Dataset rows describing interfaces
Segment Open

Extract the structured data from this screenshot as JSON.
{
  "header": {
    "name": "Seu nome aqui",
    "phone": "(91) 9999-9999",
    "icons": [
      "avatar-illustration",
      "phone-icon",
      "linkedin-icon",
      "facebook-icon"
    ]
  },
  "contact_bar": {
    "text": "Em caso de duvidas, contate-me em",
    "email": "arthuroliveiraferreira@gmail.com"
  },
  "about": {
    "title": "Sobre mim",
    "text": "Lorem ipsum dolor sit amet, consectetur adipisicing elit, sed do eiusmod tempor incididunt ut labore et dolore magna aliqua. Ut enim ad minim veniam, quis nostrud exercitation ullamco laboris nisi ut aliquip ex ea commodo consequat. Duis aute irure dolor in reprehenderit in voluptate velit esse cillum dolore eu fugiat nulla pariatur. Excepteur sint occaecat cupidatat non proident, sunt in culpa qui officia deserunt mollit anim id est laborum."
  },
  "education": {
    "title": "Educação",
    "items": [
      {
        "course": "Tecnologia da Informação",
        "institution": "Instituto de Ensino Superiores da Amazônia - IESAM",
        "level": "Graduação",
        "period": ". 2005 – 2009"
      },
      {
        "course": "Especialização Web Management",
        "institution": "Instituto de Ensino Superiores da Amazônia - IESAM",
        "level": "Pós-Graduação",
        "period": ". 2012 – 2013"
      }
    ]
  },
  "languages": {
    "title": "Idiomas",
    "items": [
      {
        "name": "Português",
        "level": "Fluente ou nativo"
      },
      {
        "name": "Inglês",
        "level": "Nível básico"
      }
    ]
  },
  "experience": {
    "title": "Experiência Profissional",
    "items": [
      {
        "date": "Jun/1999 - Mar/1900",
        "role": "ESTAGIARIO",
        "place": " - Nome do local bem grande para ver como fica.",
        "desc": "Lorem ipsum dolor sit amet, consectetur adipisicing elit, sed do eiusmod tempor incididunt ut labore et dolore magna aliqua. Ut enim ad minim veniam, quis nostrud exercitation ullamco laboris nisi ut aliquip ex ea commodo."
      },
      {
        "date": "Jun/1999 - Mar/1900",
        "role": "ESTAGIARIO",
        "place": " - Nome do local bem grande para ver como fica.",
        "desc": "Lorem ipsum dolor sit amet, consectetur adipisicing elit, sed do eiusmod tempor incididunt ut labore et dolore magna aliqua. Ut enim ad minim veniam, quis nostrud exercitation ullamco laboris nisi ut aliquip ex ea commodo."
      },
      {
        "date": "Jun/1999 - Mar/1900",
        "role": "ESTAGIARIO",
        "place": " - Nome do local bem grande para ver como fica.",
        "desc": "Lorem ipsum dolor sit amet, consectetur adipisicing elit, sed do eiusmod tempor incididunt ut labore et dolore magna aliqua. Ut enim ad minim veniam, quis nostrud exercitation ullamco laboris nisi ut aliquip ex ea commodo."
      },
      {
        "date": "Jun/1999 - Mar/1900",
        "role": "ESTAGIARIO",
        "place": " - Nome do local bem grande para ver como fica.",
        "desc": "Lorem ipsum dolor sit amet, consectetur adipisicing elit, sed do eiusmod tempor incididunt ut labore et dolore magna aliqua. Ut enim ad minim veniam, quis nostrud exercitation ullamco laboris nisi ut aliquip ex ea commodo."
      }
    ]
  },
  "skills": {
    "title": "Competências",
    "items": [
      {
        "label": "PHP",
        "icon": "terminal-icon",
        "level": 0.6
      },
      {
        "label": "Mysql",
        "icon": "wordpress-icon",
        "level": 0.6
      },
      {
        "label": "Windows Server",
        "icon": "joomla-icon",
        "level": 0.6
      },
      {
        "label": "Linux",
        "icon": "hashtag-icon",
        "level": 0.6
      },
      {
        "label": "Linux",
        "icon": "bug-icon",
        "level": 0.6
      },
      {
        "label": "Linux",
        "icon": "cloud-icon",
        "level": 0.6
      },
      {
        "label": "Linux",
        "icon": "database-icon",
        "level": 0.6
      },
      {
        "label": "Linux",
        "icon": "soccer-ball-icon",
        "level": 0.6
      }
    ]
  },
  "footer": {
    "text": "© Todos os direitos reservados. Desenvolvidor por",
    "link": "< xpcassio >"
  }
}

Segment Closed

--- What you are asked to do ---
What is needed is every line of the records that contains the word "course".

--- Response ---
        "course": "Tecnologia da Informação",
        "course": "Especialização Web Management",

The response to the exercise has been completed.